Karen Kreeger | EurekAlert!
Further information:
http://www.uphs.upenn.edu

More articles from Health and Medicine:

nachricht Electrical 'switch' in brain's capillary network monitors activity and controls blood flow
27.03.2017 | Larner College of Medicine at the University of Vermont

nachricht Laser activated gold pyramids could deliver drugs, DNA into cells without harm
24.03.2017 | Harvard John A. Paulson School of Engineering and Applied Sciences

All articles from Health and Medicine >>>

The most recent press releases about innovation >>>

Die letzten 5 Focus-News des innovations-reports im Überblick:

Im Focus: Giant Magnetic Fields in the Universe

Astronomers from Bonn and Tautenburg in Thuringia (Germany) used the 100-m radio telescope at Effelsberg to observe several galaxy clusters. At the edges of these large accumulations of dark matter, stellar systems (galaxies), hot gas, and charged particles, they found magnetic fields that are exceptionally ordered over distances of many million light years. This makes them the most extended magnetic fields in the universe known so far.

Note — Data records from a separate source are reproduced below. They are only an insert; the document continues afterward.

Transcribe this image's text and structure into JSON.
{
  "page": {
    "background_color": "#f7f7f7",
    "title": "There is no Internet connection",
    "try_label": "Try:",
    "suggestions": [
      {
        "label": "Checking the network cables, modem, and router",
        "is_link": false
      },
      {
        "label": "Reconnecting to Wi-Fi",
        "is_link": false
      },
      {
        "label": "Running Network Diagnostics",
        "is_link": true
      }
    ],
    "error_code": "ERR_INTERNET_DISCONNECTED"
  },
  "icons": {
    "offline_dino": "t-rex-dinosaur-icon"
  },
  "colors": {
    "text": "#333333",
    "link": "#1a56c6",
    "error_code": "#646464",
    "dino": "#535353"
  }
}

The results will be published on March 22 in the journal „Astronomy & Astrophysics“.

Galaxy clusters are the largest gravitationally bound structures in the universe. With a typical extent of about 10 million light years, i.e. 100 times the...

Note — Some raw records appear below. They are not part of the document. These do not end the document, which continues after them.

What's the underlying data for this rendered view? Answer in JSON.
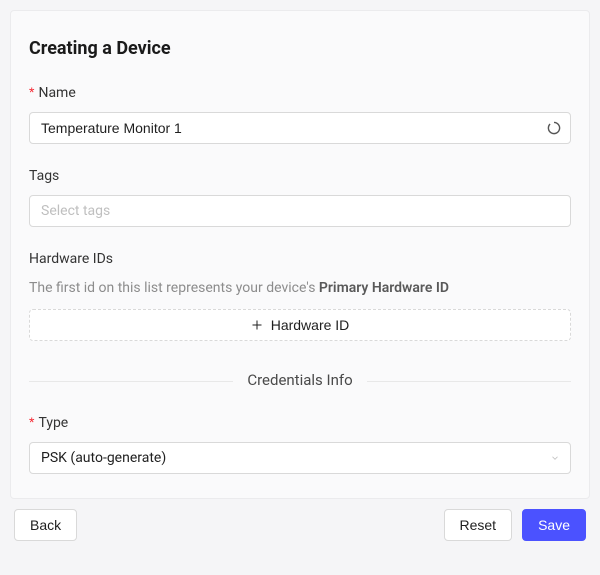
{
  "header": {
    "title": "Creating a Device"
  },
  "form": {
    "name": {
      "label": "Name",
      "value": "Temperature Monitor 1"
    },
    "tags": {
      "label": "Tags",
      "placeholder": "Select tags"
    },
    "hardware_ids": {
      "label": "Hardware IDs",
      "helper_prefix": "The first id on this list represents your device's ",
      "helper_strong": "Primary Hardware ID",
      "add_button": "Hardware ID"
    },
    "divider": {
      "text": "Credentials Info"
    },
    "type": {
      "label": "Type",
      "selected": "PSK (auto-generate)"
    }
  },
  "actions": {
    "back": "Back",
    "reset": "Reset",
    "save": "Save"
  }
}
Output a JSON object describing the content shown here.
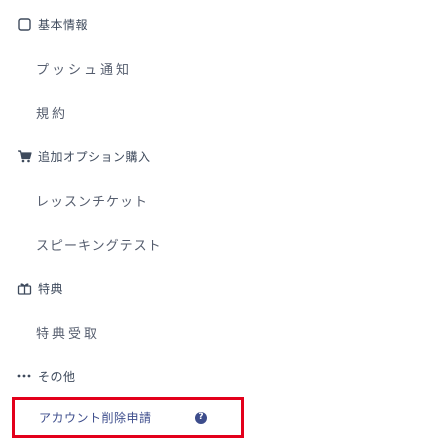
{
  "menu": {
    "sections": [
      {
        "label": "基本情報",
        "icon": "square-outline-icon",
        "items": [
          {
            "label": "プッシュ通知"
          },
          {
            "label": "規約"
          }
        ]
      },
      {
        "label": "追加オプション購入",
        "icon": "cart-icon",
        "items": [
          {
            "label": "レッスンチケット"
          },
          {
            "label": "スピーキングテスト"
          }
        ]
      },
      {
        "label": "特典",
        "icon": "gift-icon",
        "items": [
          {
            "label": "特典受取"
          }
        ]
      },
      {
        "label": "その他",
        "icon": "ellipsis-icon",
        "items": []
      }
    ],
    "highlighted": {
      "label": "アカウント削除申請",
      "help_icon": "question-circle-icon",
      "help_glyph": "?",
      "highlight_color": "#e3001b"
    }
  }
}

Im Focus: Tracing down linear ubiquitination

Researchers at the Goethe University Frankfurt, together with partners from the University of Tübingen in Germany and Queen Mary University as well as Francis Crick Institute from London (UK) have developed a novel technology to decipher the secret ubiquitin code.

Ubiquitin is a small protein that can be linked to other cellular proteins, thereby controlling and modulating their functions. The attachment occurs in many...

Im Focus: Perovskite edges can be tuned for optoelectronic performance

Layered 2D material improves efficiency for solar cells and LEDs

In the eternal search for next generation high-efficiency solar cells and LEDs, scientists at Los Alamos National Laboratory and their partners are creating...

Im Focus: Polymer-coated silicon nanosheets as alternative to graphene: A perfect team for nanoelectronics

Silicon nanosheets are thin, two-dimensional layers with exceptional optoelectronic properties very similar to those of graphene. Albeit, the nanosheets are less stable. Now researchers at the Technical University of Munich (TUM) have, for the first time ever, produced a composite material combining silicon nanosheets and a polymer that is both UV-resistant and easy to process. This brings the scientists a significant step closer to industrial applications like flexible displays and photosensors.

Silicon nanosheets are thin, two-dimensional layers with exceptional optoelectronic properties very similar to those of graphene. Albeit, the nanosheets are...

Im Focus: Researchers Imitate Molecular Crowding in Cells

Enzymes behave differently in a test tube compared with the molecular scrum of a living cell. Chemists from the University of Basel have now been able to simulate these confined natural conditions in artificial vesicles for the first time. As reported in the academic journal Small, the results are offering better insight into the development of nanoreactors and artificial organelles.

Enzymes behave differently in a test tube compared with the molecular scrum of a living cell. Chemists from the University of Basel have now been able to...

All Focus news of the innovation-report >>>

Anzeige

Anzeige

Event News

International Land Use Symposium ILUS 2017: Call for Abstracts and Registration open

20.03.2017 | Event News

CONNECT 2017: International congress on connective tissue

14.03.2017 | Event News

ICTM Conference: Turbine Construction between Big Data and Additive Manufacturing

07.03.2017 | Event News

 
Latest News

Big data approach to predict protein structure

27.03.2017 | Life Sciences

Parallel computation provides deeper insight into brain function

27.03.2017 | Life Sciences

Weather extremes: Humans likely influence giant airstreams

27.03.2017 | Earth Sciences

VideoLinks
B2B-VideoLinks
More VideoLinks >>>